ASSIGNED TASK.
What you return must match the entries exactly, except that the pictures are gone.

[RECORDS FOR THIS EXERCISE Boundary: Start]

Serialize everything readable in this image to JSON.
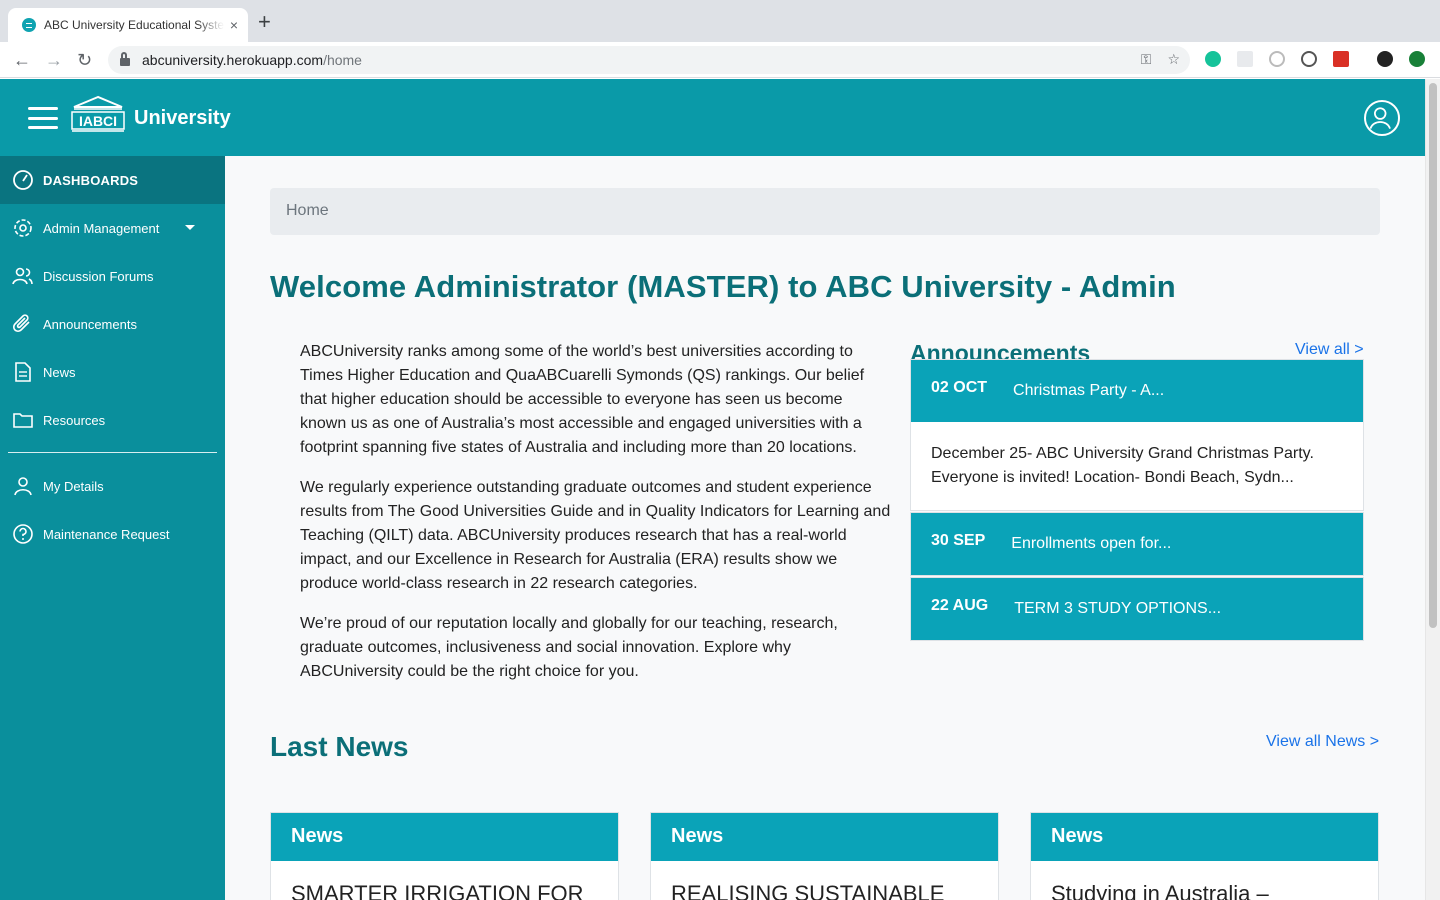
{
  "browser": {
    "tab_title": "ABC University Educational System",
    "tab_close": "×",
    "new_tab": "+",
    "back": "←",
    "forward": "→",
    "reload": "↻",
    "url_host": "abcuniversity.herokuapp.com",
    "url_path": "/home",
    "omni_key": "⚿",
    "omni_star": "☆"
  },
  "header": {
    "logo_text": "IABCI",
    "brand": "University"
  },
  "sidebar": {
    "items": [
      {
        "label": "DASHBOARDS",
        "icon": "gauge-icon"
      },
      {
        "label": "Admin Management",
        "icon": "gear-icon"
      },
      {
        "label": "Discussion Forums",
        "icon": "users-icon"
      },
      {
        "label": "Announcements",
        "icon": "paperclip-icon"
      },
      {
        "label": "News",
        "icon": "document-icon"
      },
      {
        "label": "Resources",
        "icon": "folder-icon"
      },
      {
        "label": "My Details",
        "icon": "user-icon"
      },
      {
        "label": "Maintenance Request",
        "icon": "help-icon"
      }
    ]
  },
  "breadcrumb": "Home",
  "welcome": "Welcome Administrator (MASTER) to ABC University - Admin",
  "intro": {
    "p1": "ABCUniversity ranks among some of the world’s best universities according to Times Higher Education and QuaABCuarelli Symonds (QS) rankings. Our belief that higher education should be accessible to everyone has seen us become known us as one of Australia’s most accessible and engaged universities with a footprint spanning five states of Australia and including more than 20 locations.",
    "p2": "We regularly experience outstanding graduate outcomes and student experience results from The Good Universities Guide and in Quality Indicators for Learning and Teaching (QILT) data. ABCUniversity produces research that has a real-world impact, and our Excellence in Research for Australia (ERA) results show we produce world-class research in 22 research categories.",
    "p3": "We’re proud of our reputation locally and globally for our teaching, research, graduate outcomes, inclusiveness and social innovation. Explore why ABCUniversity could be the right choice for you."
  },
  "announcements": {
    "title": "Announcements",
    "view_all": "View all >",
    "items": [
      {
        "date": "02 OCT",
        "heading": "Christmas Party - A...",
        "body": "December 25- ABC University Grand Christmas Party. Everyone is invited! Location- Bondi Beach, Sydn..."
      },
      {
        "date": "30 SEP",
        "heading": "Enrollments open for..."
      },
      {
        "date": "22 AUG",
        "heading": "TERM 3 STUDY OPTIONS..."
      }
    ]
  },
  "news": {
    "title": "Last News",
    "view_all": "View all News >",
    "cards": [
      {
        "label": "News",
        "title": "SMARTER IRRIGATION FOR"
      },
      {
        "label": "News",
        "title": "REALISING SUSTAINABLE"
      },
      {
        "label": "News",
        "title": "Studying in Australia –"
      }
    ]
  },
  "colors": {
    "header": "#0a9aa8",
    "sidebar": "#0a8f9c",
    "sidebar_active": "#0a7480",
    "card_header": "#0aa3b8",
    "heading_text": "#0b6f78",
    "link": "#1a73e8"
  }
}
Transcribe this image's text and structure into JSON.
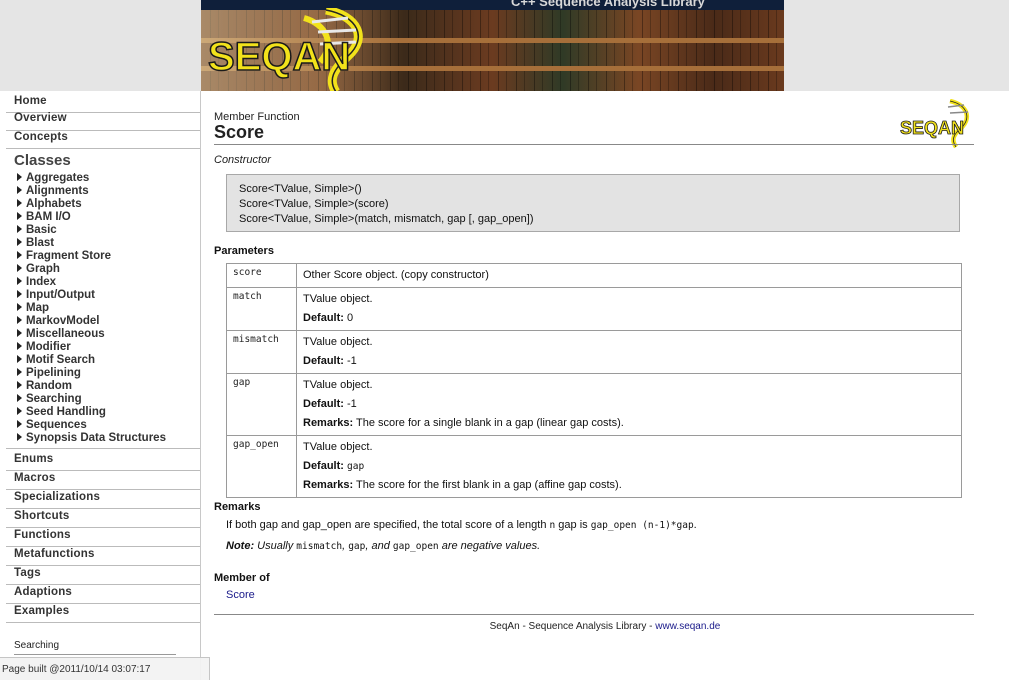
{
  "banner": {
    "site_title": "C++ Sequence Analysis Library",
    "logo_text": "SEQAN",
    "colors": {
      "logo_yellow": "#f2e21b",
      "logo_outline": "#1a1a1a",
      "strip": "#0f1f3a"
    }
  },
  "sidebar": {
    "top_links": [
      "Home",
      "Overview",
      "Concepts"
    ],
    "classes_heading": "Classes",
    "classes": [
      "Aggregates",
      "Alignments",
      "Alphabets",
      "BAM I/O",
      "Basic",
      "Blast",
      "Fragment Store",
      "Graph",
      "Index",
      "Input/Output",
      "Map",
      "MarkovModel",
      "Miscellaneous",
      "Modifier",
      "Motif Search",
      "Pipelining",
      "Random",
      "Searching",
      "Seed Handling",
      "Sequences",
      "Synopsis Data Structures"
    ],
    "bottom_links": [
      "Enums",
      "Macros",
      "Specializations",
      "Shortcuts",
      "Functions",
      "Metafunctions",
      "Tags",
      "Adaptions",
      "Examples"
    ],
    "search_label": "Searching"
  },
  "main": {
    "kind": "Member Function",
    "title": "Score",
    "corner_logo_text": "SEQAN",
    "constructor_label": "Constructor",
    "signatures": [
      "Score<TValue, Simple>()",
      "Score<TValue, Simple>(score)",
      "Score<TValue, Simple>(match, mismatch, gap [, gap_open])"
    ],
    "parameters_heading": "Parameters",
    "default_label": "Default:",
    "remarks_label": "Remarks:",
    "parameters": [
      {
        "name": "score",
        "desc": "Other Score object. (copy constructor)"
      },
      {
        "name": "match",
        "desc": "TValue object.",
        "default": "0"
      },
      {
        "name": "mismatch",
        "desc": "TValue object.",
        "default": "-1"
      },
      {
        "name": "gap",
        "desc": "TValue object.",
        "default": "-1",
        "remarks": "The score for a single blank in a gap (linear gap costs)."
      },
      {
        "name": "gap_open",
        "desc": "TValue object.",
        "default": "gap",
        "remarks": "The score for the first blank in a gap (affine gap costs)."
      }
    ],
    "remarks_heading": "Remarks",
    "remarks": {
      "part1": "If both gap and gap_open are specified, the total score of a length ",
      "code1": "n",
      "part2": " gap is ",
      "code2": "gap_open (n-1)*gap",
      "part3": "."
    },
    "note": {
      "label": "Note:",
      "t1": " Usually ",
      "c1": "mismatch",
      "t2": ", ",
      "c2": "gap",
      "t3": ", and ",
      "c3": "gap_open",
      "t4": " are negative values."
    },
    "member_of_heading": "Member of",
    "member_of_link": "Score",
    "footer": {
      "text": "SeqAn - Sequence Analysis Library - ",
      "link": "www.seqan.de"
    }
  },
  "status_bar": "Page built @2011/10/14 03:07:17"
}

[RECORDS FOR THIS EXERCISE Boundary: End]

YOUR RESPONSE.
Serialize everything readable in this image to JSON.
{
  "browser": {
    "tab_title": "ABC University Educational System",
    "tab_close": "×",
    "new_tab": "+",
    "back": "←",
    "forward": "→",
    "reload": "↻",
    "url_host": "abcuniversity.herokuapp.com",
    "url_path": "/home",
    "omni_key": "⚿",
    "omni_star": "☆"
  },
  "header": {
    "logo_text": "IABCI",
    "brand": "University"
  },
  "sidebar": {
    "items": [
      {
        "label": "DASHBOARDS",
        "icon": "gauge-icon"
      },
      {
        "label": "Admin Management",
        "icon": "gear-icon"
      },
      {
        "label": "Discussion Forums",
        "icon": "users-icon"
      },
      {
        "label": "Announcements",
        "icon": "paperclip-icon"
      },
      {
        "label": "News",
        "icon": "document-icon"
      },
      {
        "label": "Resources",
        "icon": "folder-icon"
      },
      {
        "label": "My Details",
        "icon": "user-icon"
      },
      {
        "label": "Maintenance Request",
        "icon": "help-icon"
      }
    ]
  },
  "breadcrumb": "Home",
  "welcome": "Welcome Administrator (MASTER) to ABC University - Admin",
  "intro": {
    "p1": "ABCUniversity ranks among some of the world’s best universities according to Times Higher Education and QuaABCuarelli Symonds (QS) rankings. Our belief that higher education should be accessible to everyone has seen us become known us as one of Australia’s most accessible and engaged universities with a footprint spanning five states of Australia and including more than 20 locations.",
    "p2": "We regularly experience outstanding graduate outcomes and student experience results from The Good Universities Guide and in Quality Indicators for Learning and Teaching (QILT) data. ABCUniversity produces research that has a real-world impact, and our Excellence in Research for Australia (ERA) results show we produce world-class research in 22 research categories.",
    "p3": "We’re proud of our reputation locally and globally for our teaching, research, graduate outcomes, inclusiveness and social innovation. Explore why ABCUniversity could be the right choice for you."
  },
  "announcements": {
    "title": "Announcements",
    "view_all": "View all >",
    "items": [
      {
        "date": "02 OCT",
        "heading": "Christmas Party - A...",
        "body": "December 25- ABC University Grand Christmas Party. Everyone is invited! Location- Bondi Beach, Sydn..."
      },
      {
        "date": "30 SEP",
        "heading": "Enrollments open for..."
      },
      {
        "date": "22 AUG",
        "heading": "TERM 3 STUDY OPTIONS..."
      }
    ]
  },
  "news": {
    "title": "Last News",
    "view_all": "View all News >",
    "cards": [
      {
        "label": "News",
        "title": "SMARTER IRRIGATION FOR"
      },
      {
        "label": "News",
        "title": "REALISING SUSTAINABLE"
      },
      {
        "label": "News",
        "title": "Studying in Australia –"
      }
    ]
  },
  "colors": {
    "header": "#0a9aa8",
    "sidebar": "#0a8f9c",
    "sidebar_active": "#0a7480",
    "card_header": "#0aa3b8",
    "heading_text": "#0b6f78",
    "link": "#1a73e8"
  }
}
Transcribe this image's text and structure into JSON.
{
  "banner": {
    "site_title": "C++ Sequence Analysis Library",
    "logo_text": "SEQAN",
    "colors": {
      "logo_yellow": "#f2e21b",
      "logo_outline": "#1a1a1a",
      "strip": "#0f1f3a"
    }
  },
  "sidebar": {
    "top_links": [
      "Home",
      "Overview",
      "Concepts"
    ],
    "classes_heading": "Classes",
    "classes": [
      "Aggregates",
      "Alignments",
      "Alphabets",
      "BAM I/O",
      "Basic",
      "Blast",
      "Fragment Store",
      "Graph",
      "Index",
      "Input/Output",
      "Map",
      "MarkovModel",
      "Miscellaneous",
      "Modifier",
      "Motif Search",
      "Pipelining",
      "Random",
      "Searching",
      "Seed Handling",
      "Sequences",
      "Synopsis Data Structures"
    ],
    "bottom_links": [
      "Enums",
      "Macros",
      "Specializations",
      "Shortcuts",
      "Functions",
      "Metafunctions",
      "Tags",
      "Adaptions",
      "Examples"
    ],
    "search_label": "Searching"
  },
  "main": {
    "kind": "Member Function",
    "title": "Score",
    "corner_logo_text": "SEQAN",
    "constructor_label": "Constructor",
    "signatures": [
      "Score<TValue, Simple>()",
      "Score<TValue, Simple>(score)",
      "Score<TValue, Simple>(match, mismatch, gap [, gap_open])"
    ],
    "parameters_heading": "Parameters",
    "default_label": "Default:",
    "remarks_label": "Remarks:",
    "parameters": [
      {
        "name": "score",
        "desc": "Other Score object. (copy constructor)"
      },
      {
        "name": "match",
        "desc": "TValue object.",
        "default": "0"
      },
      {
        "name": "mismatch",
        "desc": "TValue object.",
        "default": "-1"
      },
      {
        "name": "gap",
        "desc": "TValue object.",
        "default": "-1",
        "remarks": "The score for a single blank in a gap (linear gap costs)."
      },
      {
        "name": "gap_open",
        "desc": "TValue object.",
        "default": "gap",
        "remarks": "The score for the first blank in a gap (affine gap costs)."
      }
    ],
    "remarks_heading": "Remarks",
    "remarks": {
      "part1": "If both gap and gap_open are specified, the total score of a length ",
      "code1": "n",
      "part2": " gap is ",
      "code2": "gap_open (n-1)*gap",
      "part3": "."
    },
    "note": {
      "label": "Note:",
      "t1": " Usually ",
      "c1": "mismatch",
      "t2": ", ",
      "c2": "gap",
      "t3": ", and ",
      "c3": "gap_open",
      "t4": " are negative values."
    },
    "member_of_heading": "Member of",
    "member_of_link": "Score",
    "footer": {
      "text": "SeqAn - Sequence Analysis Library - ",
      "link": "www.seqan.de"
    }
  },
  "status_bar": "Page built @2011/10/14 03:07:17"
}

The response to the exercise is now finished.